We all have the occasional bad day now and then, where nothing seems to go right from dawn to dusk. I had a beauty this past Sunday, at the final round of the LPGA Championship. Like most of these experiences, it was triggered by something small, of my own doing, and then snowballed as the day dragged on.
I don’t normally drink very much when I’m on the road, but for some reason — insanity possibly — Saturday night was a belter. I held court majestically at the bar in the Hotel du Pont, and like one of the tall ships visiting Delaware waters, I swayed and creaked elegantly back to moor myself to the mattress in room 932, shortly after midnight. All was well, until I awoke at 8 a.m. wearing nothing but a black sock on my left foot, and a large blob of congealed toothpaste stuck in my chest hair. This in itself would not have been so mysterious had I not been wearing sandals without socks the previous evening.
Not to worry, thought I, as I stumbled to the bathroom to brush my teeth and chest; stranger things have happened. On the way, I realized, as one does, that at some stage last night, I had drunk at least one ashtray, and was dealing with a formidable hangover. In a stroke of genius, I decided to nip up to the 12th floor for a brisk run on the old treadmill. Sweat it out, just the ticket.
I nodded towards a couple of spandex types in the corner, started the belt up to a feverish six miles an hour, and broke into a blubbery jog. After about 45 seconds, it became apparent that it was not having the desired effect, so I ejected to the safety of the carpet, which, to my horror, seemed to be moving only a little slower than the belt. I was keenly aware of the stares from the spandex sisters in the corner, as I bumped into a pillar, then stumbled over to the water cooler just in time to barf violently into the trash can. I immediately felt much better, and looked over at the gallery, who by now were gaping. I said, “You make me sick!”, removed the trash bag, and headed back to the safety of my room to plan my next move.

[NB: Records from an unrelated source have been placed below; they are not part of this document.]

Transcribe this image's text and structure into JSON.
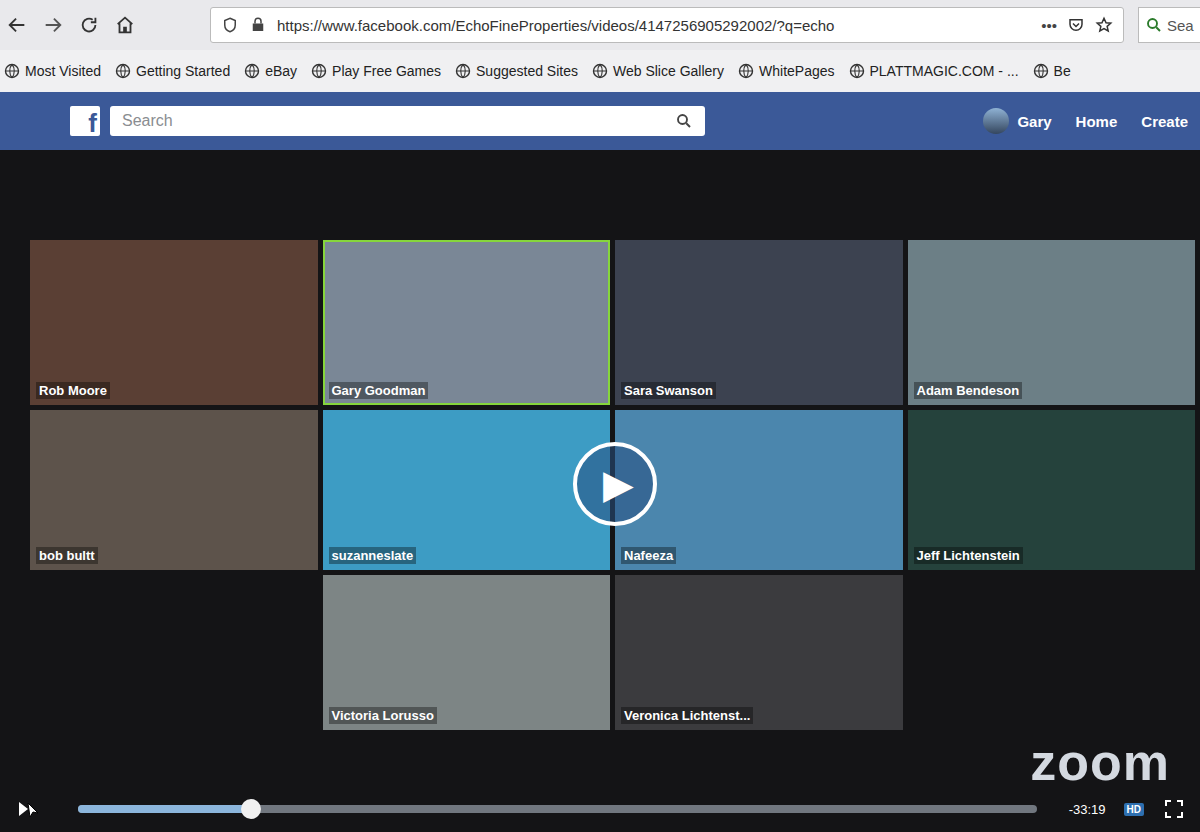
{
  "browser": {
    "url": "https://www.facebook.com/EchoFineProperties/videos/4147256905292002/?q=echo",
    "menu": "•••",
    "search": "Sea",
    "bookmarks": [
      "Most Visited",
      "Getting Started",
      "eBay",
      "Play Free Games",
      "Suggested Sites",
      "Web Slice Gallery",
      "WhitePages",
      "PLATTMAGIC.COM - ...",
      "Be"
    ]
  },
  "facebook": {
    "logo": "f",
    "search_placeholder": "Search",
    "user": "Gary",
    "nav": [
      "Home",
      "Create"
    ]
  },
  "meeting": {
    "logo": "zoom",
    "tiles": [
      {
        "name": "Rob Moore",
        "speaking": false
      },
      {
        "name": "Gary Goodman",
        "speaking": true
      },
      {
        "name": "Sara Swanson",
        "speaking": false
      },
      {
        "name": "Adam Bendeson",
        "speaking": false
      },
      {
        "name": "bob bultt",
        "speaking": false
      },
      {
        "name": "suzanneslate",
        "speaking": false
      },
      {
        "name": "Nafeeza",
        "speaking": false
      },
      {
        "name": "Jeff Lichtenstein",
        "speaking": false
      },
      {
        "name": "Victoria Lorusso",
        "speaking": false
      },
      {
        "name": "Veronica Lichtenst...",
        "speaking": false
      }
    ]
  },
  "video": {
    "play": "▶",
    "level": 0.18,
    "time": "-33:19",
    "hd": "HD"
  }
}
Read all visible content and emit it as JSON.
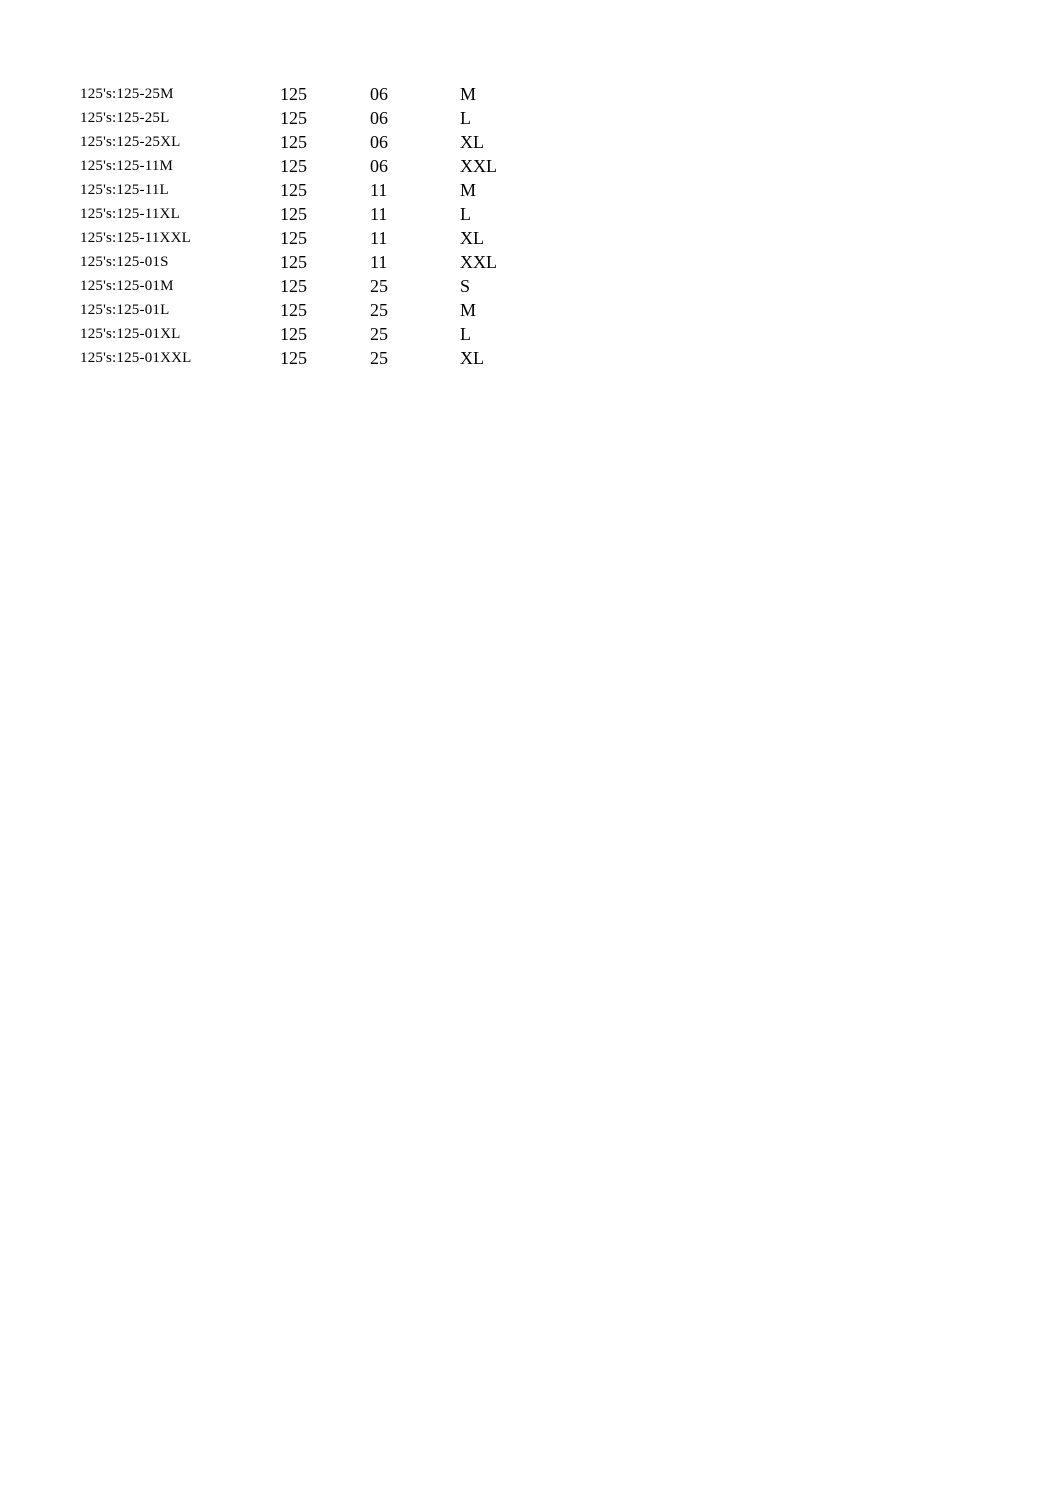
{
  "rows": [
    {
      "label": "125's:125-25M",
      "c1": "125",
      "c2": "06",
      "c3": "M"
    },
    {
      "label": "125's:125-25L",
      "c1": "125",
      "c2": "06",
      "c3": "L"
    },
    {
      "label": "125's:125-25XL",
      "c1": "125",
      "c2": "06",
      "c3": "XL"
    },
    {
      "label": "125's:125-11M",
      "c1": "125",
      "c2": "06",
      "c3": "XXL"
    },
    {
      "label": "125's:125-11L",
      "c1": "125",
      "c2": "11",
      "c3": "M"
    },
    {
      "label": "125's:125-11XL",
      "c1": "125",
      "c2": "11",
      "c3": "L"
    },
    {
      "label": "125's:125-11XXL",
      "c1": "125",
      "c2": "11",
      "c3": "XL"
    },
    {
      "label": "125's:125-01S",
      "c1": "125",
      "c2": "11",
      "c3": "XXL"
    },
    {
      "label": "125's:125-01M",
      "c1": "125",
      "c2": "25",
      "c3": "S"
    },
    {
      "label": "125's:125-01L",
      "c1": "125",
      "c2": "25",
      "c3": "M"
    },
    {
      "label": "125's:125-01XL",
      "c1": "125",
      "c2": "25",
      "c3": "L"
    },
    {
      "label": "125's:125-01XXL",
      "c1": "125",
      "c2": "25",
      "c3": "XL"
    }
  ]
}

Into the shower, and off to work. By now, the heat index is close to 100, and I am clammy. I can hardly wait to strap on my radio pack and for the batteries to steam up the small of my back, sending a river of sweat southwards. I use a whole bottle of Gold Bond Medicated Powder, and feeling nothing from the waist down, set off to be wired for sound. I’m walking past the Port-o-lets when one of our cameramen exits. The door is caught in a gust of wind, and slams open, into the bridge of my nose, sending me reeling backwards, right onto my posterior, which fortunately, as I mentioned earlier, is already numbed up. My proboscis, though broken three times previously, is altered once more.
Four o’clock, and the bell rings. I join Julie Inkster, and Wendy Ward on the 10th fairway. I trudge around manfully, trying to stay downwind of them, as they are both having a tough enough day without getting a whiff of me. I want to get home, and I’ve got a tight connection to make at O’Hare, so I’ve got to make the flight from Philly. The only thing that can shrink my berries any smaller is a playoff.
Which happens, and lasts until 6:40 p.m. I am in my rental car at 7 p.m. driving towards the City of Brotherly Love. Get out of my way, you buttholes, I smell like a polecat with dysentery, and I’m wearing golf shoes. I get there with about 20 minutes to check in, and my flight is …. canceled. Now I’m upset.
Back in the rental car, I’m heading for the scene of the crime, the Hotel du Pont. Unfortunately, I-95 is closed going south, and I don’t realize that I have been diverted onto I-495, and somehow I end up on a bridge that is taking me to New Jersey. I hope there is an early one from Newark, because from here on in, I am acting like I’m doing this on purpose.